When making physical devices, it’s often useful to make prototypes of the object first. For high-fidelity, but perhaps not feature-complete prototypes, the Arduino platform is a rich resource.
Arduino refers to a microcontroller ecosystem that includes a set of standardized, open source hardware boards, and an IDE for developing simple software to drive the hardware. The hardware is built out of extremely cheap and commonly found integrated circuits and electronic components attached to printed circuit boards designed to be easily attached to external components via a breadboard.
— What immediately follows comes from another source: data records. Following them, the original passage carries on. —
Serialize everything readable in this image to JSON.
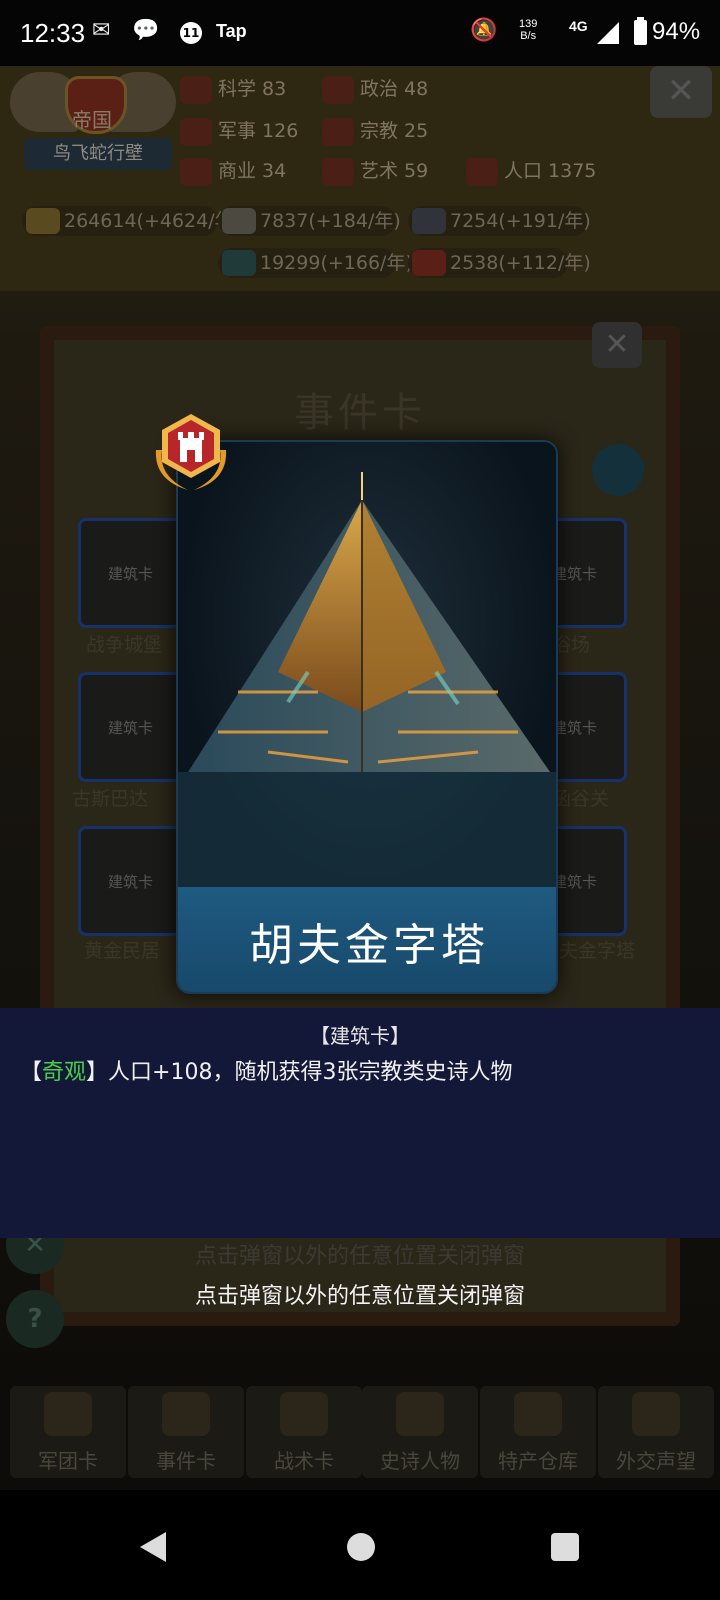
{
  "status_bar": {
    "time": "12:33",
    "app_label": "Tap",
    "notification_count": "11",
    "net_speed_value": "139",
    "net_speed_unit": "B/s",
    "network_type": "4G",
    "battery": "94%"
  },
  "empire": {
    "title": "帝国",
    "name": "鸟飞蛇行壁"
  },
  "stats": {
    "science": "科学 83",
    "politics": "政治 48",
    "military": "军事 126",
    "religion": "宗教 25",
    "commerce": "商业 34",
    "art": "艺术 59",
    "population": "人口 1375"
  },
  "resources": {
    "gold": "264614(+4624/年)",
    "stone": "7837(+184/年)",
    "iron": "7254(+191/年)",
    "wood": "19299(+166/年)",
    "food": "2538(+112/年)"
  },
  "panel": {
    "title": "事件卡",
    "card_tag": "建筑卡",
    "cards": [
      "战争城堡",
      "浴场",
      "古斯巴达",
      "函谷关",
      "黄金民居",
      "胡夫金字塔"
    ]
  },
  "card": {
    "name": "胡夫金字塔"
  },
  "description": {
    "type": "【建筑卡】",
    "bracket_open": "【",
    "category": "奇观",
    "effect": "】人口+108，随机获得3张宗教类史诗人物"
  },
  "hint": "点击弹窗以外的任意位置关闭弹窗",
  "bottom_nav": {
    "items": [
      "军团卡",
      "事件卡",
      "战术卡",
      "史诗人物",
      "特产仓库",
      "外交声望"
    ]
  },
  "colors": {
    "category_highlight": "#46d04a",
    "card_name_bar": "#1f5a80",
    "description_bg": "#131838"
  }
}
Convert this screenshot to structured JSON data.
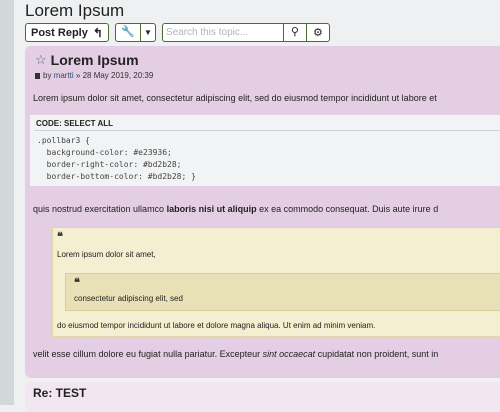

Once the prototype is working, the engineer can then create a circuit board design using the exact same components. This design can be sent to a custom PCB manufacturer that can manufacture small or large runs of circuit boards.
I’m currently working with Arduino boards for an HCC independent study. The assignment is to build a working prototype of a data glove combined with inertial measurement units to recognize hand gestures. The parts are easy to snap together on a breadboard, and each component has example code that can be adapted to the project. So far, I’ve had to write very little code to get usable data either a USB serial connection or Bluetooth serial connection. For the shoulder and elbow-mounted IMUs, I’ve only had to change a half dozen lines of code just to get the desired output formatting.